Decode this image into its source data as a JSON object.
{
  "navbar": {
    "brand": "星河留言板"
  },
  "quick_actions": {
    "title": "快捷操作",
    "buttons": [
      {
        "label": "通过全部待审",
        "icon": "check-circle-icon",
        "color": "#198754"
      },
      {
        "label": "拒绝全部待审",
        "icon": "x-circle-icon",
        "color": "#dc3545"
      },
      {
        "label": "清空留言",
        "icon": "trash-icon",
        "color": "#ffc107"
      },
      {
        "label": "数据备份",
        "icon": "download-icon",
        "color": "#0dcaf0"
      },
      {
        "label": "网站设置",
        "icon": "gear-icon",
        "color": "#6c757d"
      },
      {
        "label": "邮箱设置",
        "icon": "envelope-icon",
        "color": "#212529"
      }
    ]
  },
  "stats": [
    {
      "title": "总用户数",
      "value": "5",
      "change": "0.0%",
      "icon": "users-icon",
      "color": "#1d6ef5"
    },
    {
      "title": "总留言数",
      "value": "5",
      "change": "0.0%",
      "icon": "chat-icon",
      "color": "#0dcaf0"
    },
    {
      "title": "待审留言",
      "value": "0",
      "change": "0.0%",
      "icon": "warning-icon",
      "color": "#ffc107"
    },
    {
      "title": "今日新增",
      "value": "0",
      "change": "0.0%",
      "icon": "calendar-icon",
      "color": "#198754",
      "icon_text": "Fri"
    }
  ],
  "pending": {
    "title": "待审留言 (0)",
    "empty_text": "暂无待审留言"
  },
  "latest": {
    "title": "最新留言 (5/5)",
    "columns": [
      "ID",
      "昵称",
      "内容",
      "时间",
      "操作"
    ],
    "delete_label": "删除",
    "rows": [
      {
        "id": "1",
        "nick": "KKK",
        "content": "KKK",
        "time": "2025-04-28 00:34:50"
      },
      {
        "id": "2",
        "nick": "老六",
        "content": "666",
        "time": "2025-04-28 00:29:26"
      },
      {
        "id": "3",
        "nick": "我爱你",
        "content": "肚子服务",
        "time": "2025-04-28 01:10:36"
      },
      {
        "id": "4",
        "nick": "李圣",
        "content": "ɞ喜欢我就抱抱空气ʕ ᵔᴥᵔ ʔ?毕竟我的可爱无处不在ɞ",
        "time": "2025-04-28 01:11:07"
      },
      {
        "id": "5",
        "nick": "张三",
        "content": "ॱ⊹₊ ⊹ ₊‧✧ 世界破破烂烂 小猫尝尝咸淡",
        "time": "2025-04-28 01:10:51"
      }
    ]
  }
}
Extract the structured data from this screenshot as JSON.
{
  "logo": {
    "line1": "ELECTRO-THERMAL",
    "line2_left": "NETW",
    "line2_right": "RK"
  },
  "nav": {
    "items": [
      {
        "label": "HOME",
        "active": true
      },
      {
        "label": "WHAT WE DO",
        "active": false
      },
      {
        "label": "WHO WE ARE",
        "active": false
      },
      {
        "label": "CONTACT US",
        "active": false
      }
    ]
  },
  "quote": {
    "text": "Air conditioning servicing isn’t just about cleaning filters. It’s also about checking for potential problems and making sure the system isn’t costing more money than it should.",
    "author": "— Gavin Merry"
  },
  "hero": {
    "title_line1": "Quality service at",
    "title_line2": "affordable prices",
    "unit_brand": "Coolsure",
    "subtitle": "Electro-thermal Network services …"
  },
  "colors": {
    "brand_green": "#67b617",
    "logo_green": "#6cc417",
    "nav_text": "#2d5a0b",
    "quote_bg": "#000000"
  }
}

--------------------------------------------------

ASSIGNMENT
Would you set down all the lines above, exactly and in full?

FINISHED EXERCISE
Decode this image into its source data as a JSON object.
{
  "navbar": {
    "brand": "星河留言板"
  },
  "quick_actions": {
    "title": "快捷操作",
    "buttons": [
      {
        "label": "通过全部待审",
        "icon": "check-circle-icon",
        "color": "#198754"
      },
      {
        "label": "拒绝全部待审",
        "icon": "x-circle-icon",
        "color": "#dc3545"
      },
      {
        "label": "清空留言",
        "icon": "trash-icon",
        "color": "#ffc107"
      },
      {
        "label": "数据备份",
        "icon": "download-icon",
        "color": "#0dcaf0"
      },
      {
        "label": "网站设置",
        "icon": "gear-icon",
        "color": "#6c757d"
      },
      {
        "label": "邮箱设置",
        "icon": "envelope-icon",
        "color": "#212529"
      }
    ]
  },
  "stats": [
    {
      "title": "总用户数",
      "value": "5",
      "change": "0.0%",
      "icon": "users-icon",
      "color": "#1d6ef5"
    },
    {
      "title": "总留言数",
      "value": "5",
      "change": "0.0%",
      "icon": "chat-icon",
      "color": "#0dcaf0"
    },
    {
      "title": "待审留言",
      "value": "0",
      "change": "0.0%",
      "icon": "warning-icon",
      "color": "#ffc107"
    },
    {
      "title": "今日新增",
      "value": "0",
      "change": "0.0%",
      "icon": "calendar-icon",
      "color": "#198754",
      "icon_text": "Fri"
    }
  ],
  "pending": {
    "title": "待审留言 (0)",
    "empty_text": "暂无待审留言"
  },
  "latest": {
    "title": "最新留言 (5/5)",
    "columns": [
      "ID",
      "昵称",
      "内容",
      "时间",
      "操作"
    ],
    "delete_label": "删除",
    "rows": [
      {
        "id": "1",
        "nick": "KKK",
        "content": "KKK",
        "time": "2025-04-28 00:34:50"
      },
      {
        "id": "2",
        "nick": "老六",
        "content": "666",
        "time": "2025-04-28 00:29:26"
      },
      {
        "id": "3",
        "nick": "我爱你",
        "content": "肚子服务",
        "time": "2025-04-28 01:10:36"
      },
      {
        "id": "4",
        "nick": "李圣",
        "content": "ɞ喜欢我就抱抱空气ʕ ᵔᴥᵔ ʔ?毕竟我的可爱无处不在ɞ",
        "time": "2025-04-28 01:11:07"
      },
      {
        "id": "5",
        "nick": "张三",
        "content": "ॱ⊹₊ ⊹ ₊‧✧ 世界破破烂烂 小猫尝尝咸淡",
        "time": "2025-04-28 01:10:51"
      }
    ]
  }
}
Extract the structured data from this screenshot as JSON.
{
  "logo": {
    "line1": "ELECTRO-THERMAL",
    "line2_left": "NETW",
    "line2_right": "RK"
  },
  "nav": {
    "items": [
      {
        "label": "HOME",
        "active": true
      },
      {
        "label": "WHAT WE DO",
        "active": false
      },
      {
        "label": "WHO WE ARE",
        "active": false
      },
      {
        "label": "CONTACT US",
        "active": false
      }
    ]
  },
  "quote": {
    "text": "Air conditioning servicing isn’t just about cleaning filters. It’s also about checking for potential problems and making sure the system isn’t costing more money than it should.",
    "author": "— Gavin Merry"
  },
  "hero": {
    "title_line1": "Quality service at",
    "title_line2": "affordable prices",
    "unit_brand": "Coolsure",
    "subtitle": "Electro-thermal Network services …"
  },
  "colors": {
    "brand_green": "#67b617",
    "logo_green": "#6cc417",
    "nav_text": "#2d5a0b",
    "quote_bg": "#000000"
  }
}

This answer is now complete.